Let me ask the basic question. If you only had one card and it was blocked, corrupted, frozen or lost; what do you do? What if you have credit cards and they are blocked too? Let’s just say you use credit cards that are then corrupted or subjected to fraudulent charges. You cannot get money out is the answer. There is no way to rush the system or game it to use the card that the bank has deleted and you would not want to anyways since its been corrupted and broken.

The answer is a second card of some kind that can be used as an emergency or second card but has the same or better international support. My second card is with Charles Schwab. They pay back international ATM fees and are generally a very travel friendly bank while my primary account at CapitolOne is blocked.

So we’ve answered the basic question about problems beyond visas and passports. The money problem. The solution is to have two distinct cards and be able to transfer money between them. How do you report this to the bank if they wish you to call them? Do you use the Thai SIM card that you bought? Use Skype? How do you get the verification codes the bank will send to a US phone number? Believe me that banks are not the only ones that send these codes.
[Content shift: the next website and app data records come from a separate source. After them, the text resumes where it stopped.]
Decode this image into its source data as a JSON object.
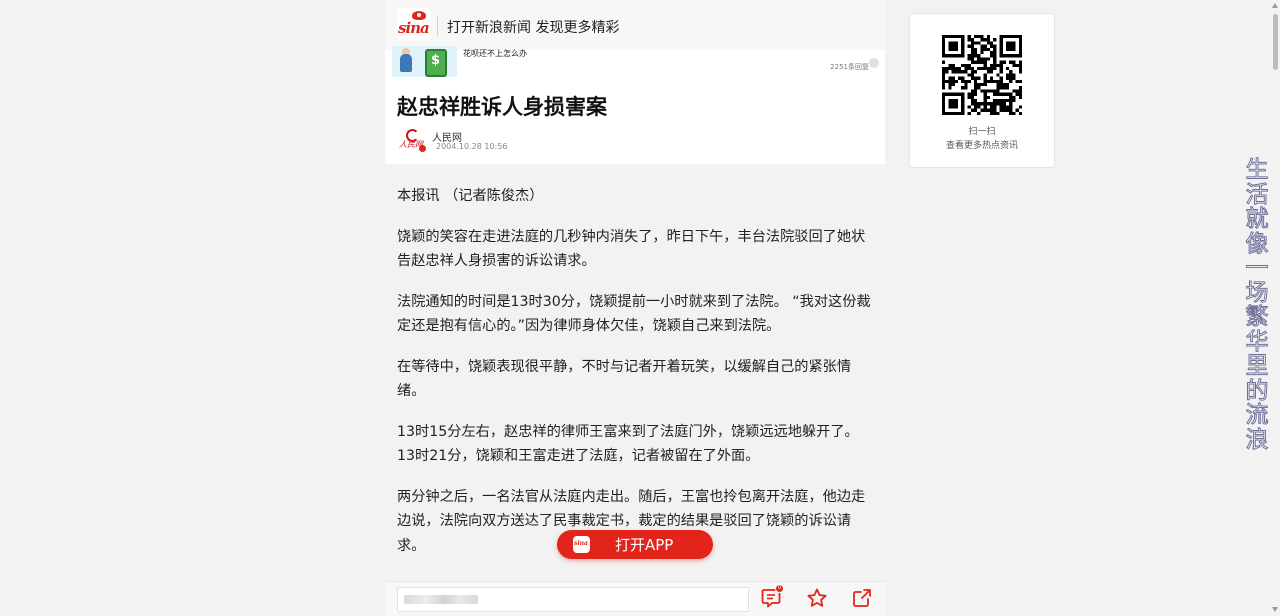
{
  "topbar": {
    "logo_text": "sina",
    "slogan": "打开新浪新闻 发现更多精彩"
  },
  "related": {
    "caption": "花呗还不上怎么办",
    "count": "2251条回复"
  },
  "article": {
    "title": "赵忠祥胜诉人身损害案",
    "source_logo_text": "人民网",
    "source": "人民网",
    "datetime": "2004.10.28  10:56",
    "paragraphs": [
      "本报讯 （记者陈俊杰）",
      "饶颖的笑容在走进法庭的几秒钟内消失了，昨日下午，丰台法院驳回了她状告赵忠祥人身损害的诉讼请求。",
      "法院通知的时间是13时30分，饶颖提前一小时就来到了法院。 “我对这份裁定还是抱有信心的。”因为律师身体欠佳，饶颖自己来到法院。",
      "在等待中，饶颖表现很平静，不时与记者开着玩笑，以缓解自己的紧张情绪。",
      "13时15分左右，赵忠祥的律师王富来到了法庭门外，饶颖远远地躲开了。13时21分，饶颖和王富走进了法庭，记者被留在了外面。",
      "两分钟之后，一名法官从法庭内走出。随后，王富也拎包离开法庭，他边走边说，法院向双方送达了民事裁定书，裁定的结果是驳回了饶颖的诉讼请求。"
    ]
  },
  "open_app": {
    "label": "打开APP",
    "icon": "sina-app-icon"
  },
  "bottombar": {
    "comment_badge": "0",
    "icons": [
      "comment-icon",
      "star-icon",
      "share-icon"
    ]
  },
  "qr": {
    "line1": "扫一扫",
    "line2": "查看更多热点资讯"
  },
  "side_slogan": "生活就像一场繁华里的流浪",
  "colors": {
    "brand_red": "#e1251b",
    "background": "#f2f2f2"
  }
}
Any dual factor authentication requirements for Google or Booking.com or wherever want to send a verification code to a phone. Some will do email as well so perhaps you are somewhat saved. Others though do not. What do you do?

What I’m pointing out with these two things are the under the radar things that can and will happen when you travel or live elsewhere but still do business or have business or money relationships in your country of origin.

Give it some thought. There are the big ticket items. Protect that passport. Understand the visa laws. Be careful going to places. Enjoy the times but travel with care when possible. But then there are the “under the radar” things that can and will happen. My message for the first group of things is to exercise due caution to things like passports. They are your ticket really for going somewhere. The US passport is very powerful like the Japanese passport which is Number One out there in the world today. It is your identification and right to enter and leave. So protect those things. Do not carry that passport around the city streets in a purse or bag. No one asks for it so don’t do it. You risk extending a thing at the first level to a thing at the second when someone steals the bag you are carrying that has the passport but also your entire group of debit and credit cards. Be prepared for things crossing over and stash some cash in the room or carry just enough to get through a day or two. In Vietnam, I would carry about $40 USD for a few days and always had plenty of money. ATM trips were carefully planned and I would go back and lock up the card again. Passports were also secured.

Finally watch for the “under the radar” decisions or choices you have made if you are considering moving overseas or working as a digital nomad or whatever you want to call it. I have only had a few things happen I regretted and each one has kicked a few changes into being. After this thing, I will be using the mobile apps for both cards to lock the cards between uses at an ATM. I will also never again use a debit card for a purchase. If there is something I want, I will go to an ATM, unlock the card, get the cash, and then lock the card again. It all takes just a few minutes but consider the safety you enter into by doing this.

Give the big things some thought but also consider the smaller things that can and will happen. You can never manage all of them down but you can create methods and technologies so that interactions can be easier to manage and track. Phone services, banking, mail services. All of these things have tools to help you no matter where you are. I found them and use solutions for all three.

Author: Michael Perry

I've been blogging for over 20 years and now am living in Southeast Asia. The blog is about my slow vagabonding wherever I want to go. My home base is in Cambodia but I'm rarely there.